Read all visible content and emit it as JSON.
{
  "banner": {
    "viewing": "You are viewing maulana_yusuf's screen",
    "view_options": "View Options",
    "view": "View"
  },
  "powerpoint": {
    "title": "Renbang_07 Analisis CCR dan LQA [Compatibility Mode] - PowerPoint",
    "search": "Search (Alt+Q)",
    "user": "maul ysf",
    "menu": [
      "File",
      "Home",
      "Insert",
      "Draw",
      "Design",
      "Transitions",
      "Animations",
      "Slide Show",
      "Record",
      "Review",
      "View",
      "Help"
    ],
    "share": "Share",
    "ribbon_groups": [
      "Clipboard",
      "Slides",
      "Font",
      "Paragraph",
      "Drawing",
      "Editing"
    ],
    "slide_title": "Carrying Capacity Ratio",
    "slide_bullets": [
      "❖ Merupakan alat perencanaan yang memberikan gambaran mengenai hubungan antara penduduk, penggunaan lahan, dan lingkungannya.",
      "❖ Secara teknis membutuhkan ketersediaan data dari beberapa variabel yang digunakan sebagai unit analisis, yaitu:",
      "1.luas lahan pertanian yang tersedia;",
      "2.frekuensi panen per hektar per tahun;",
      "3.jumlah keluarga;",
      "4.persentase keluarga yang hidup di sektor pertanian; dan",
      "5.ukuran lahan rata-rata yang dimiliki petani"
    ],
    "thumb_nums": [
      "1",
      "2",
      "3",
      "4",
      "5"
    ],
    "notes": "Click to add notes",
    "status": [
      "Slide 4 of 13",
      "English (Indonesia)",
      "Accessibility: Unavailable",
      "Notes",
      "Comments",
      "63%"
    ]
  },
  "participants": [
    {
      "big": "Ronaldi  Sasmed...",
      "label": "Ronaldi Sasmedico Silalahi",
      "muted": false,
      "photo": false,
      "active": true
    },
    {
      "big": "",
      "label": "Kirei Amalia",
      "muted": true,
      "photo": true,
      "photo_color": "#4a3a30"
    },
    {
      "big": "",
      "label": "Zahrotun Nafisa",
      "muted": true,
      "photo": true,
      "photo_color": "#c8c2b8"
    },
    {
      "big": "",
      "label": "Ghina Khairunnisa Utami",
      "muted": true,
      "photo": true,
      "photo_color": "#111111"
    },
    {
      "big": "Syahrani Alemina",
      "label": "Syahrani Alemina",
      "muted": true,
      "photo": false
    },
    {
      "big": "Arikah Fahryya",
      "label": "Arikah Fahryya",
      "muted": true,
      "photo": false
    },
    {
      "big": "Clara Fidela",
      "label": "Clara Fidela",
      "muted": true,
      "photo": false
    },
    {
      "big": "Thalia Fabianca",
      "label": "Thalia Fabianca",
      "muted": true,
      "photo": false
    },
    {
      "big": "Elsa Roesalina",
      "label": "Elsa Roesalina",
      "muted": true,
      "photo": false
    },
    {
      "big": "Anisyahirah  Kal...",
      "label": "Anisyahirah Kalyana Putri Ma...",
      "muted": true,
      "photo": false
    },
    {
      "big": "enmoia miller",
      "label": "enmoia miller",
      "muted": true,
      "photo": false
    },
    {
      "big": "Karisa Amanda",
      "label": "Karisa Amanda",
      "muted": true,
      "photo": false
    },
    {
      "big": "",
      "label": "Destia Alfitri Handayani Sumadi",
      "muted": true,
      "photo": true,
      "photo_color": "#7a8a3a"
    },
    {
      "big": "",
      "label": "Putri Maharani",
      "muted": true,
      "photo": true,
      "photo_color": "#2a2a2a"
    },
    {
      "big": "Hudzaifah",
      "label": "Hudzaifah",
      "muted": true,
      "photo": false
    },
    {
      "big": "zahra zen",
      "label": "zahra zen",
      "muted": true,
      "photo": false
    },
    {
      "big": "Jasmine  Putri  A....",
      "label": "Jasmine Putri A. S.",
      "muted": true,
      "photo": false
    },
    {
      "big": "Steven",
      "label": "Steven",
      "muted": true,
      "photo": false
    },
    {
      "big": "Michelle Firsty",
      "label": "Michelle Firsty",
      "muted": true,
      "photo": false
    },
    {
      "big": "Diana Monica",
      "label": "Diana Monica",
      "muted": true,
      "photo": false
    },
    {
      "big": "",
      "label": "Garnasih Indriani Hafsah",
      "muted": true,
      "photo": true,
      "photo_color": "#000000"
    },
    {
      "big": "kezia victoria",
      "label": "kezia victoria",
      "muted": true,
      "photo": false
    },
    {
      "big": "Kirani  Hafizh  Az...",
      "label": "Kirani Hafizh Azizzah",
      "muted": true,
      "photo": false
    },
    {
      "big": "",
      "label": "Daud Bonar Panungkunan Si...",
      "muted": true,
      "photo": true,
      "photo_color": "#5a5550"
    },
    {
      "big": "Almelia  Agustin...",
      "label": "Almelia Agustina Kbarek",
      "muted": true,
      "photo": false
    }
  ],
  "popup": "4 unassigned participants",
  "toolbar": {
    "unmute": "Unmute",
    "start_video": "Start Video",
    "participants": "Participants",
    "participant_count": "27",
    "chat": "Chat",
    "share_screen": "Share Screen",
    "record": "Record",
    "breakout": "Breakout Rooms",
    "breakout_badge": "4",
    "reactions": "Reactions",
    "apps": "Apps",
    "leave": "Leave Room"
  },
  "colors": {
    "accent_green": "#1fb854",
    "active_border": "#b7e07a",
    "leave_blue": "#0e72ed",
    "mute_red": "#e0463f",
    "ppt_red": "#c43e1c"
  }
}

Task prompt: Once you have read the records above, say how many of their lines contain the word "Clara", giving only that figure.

Response: 2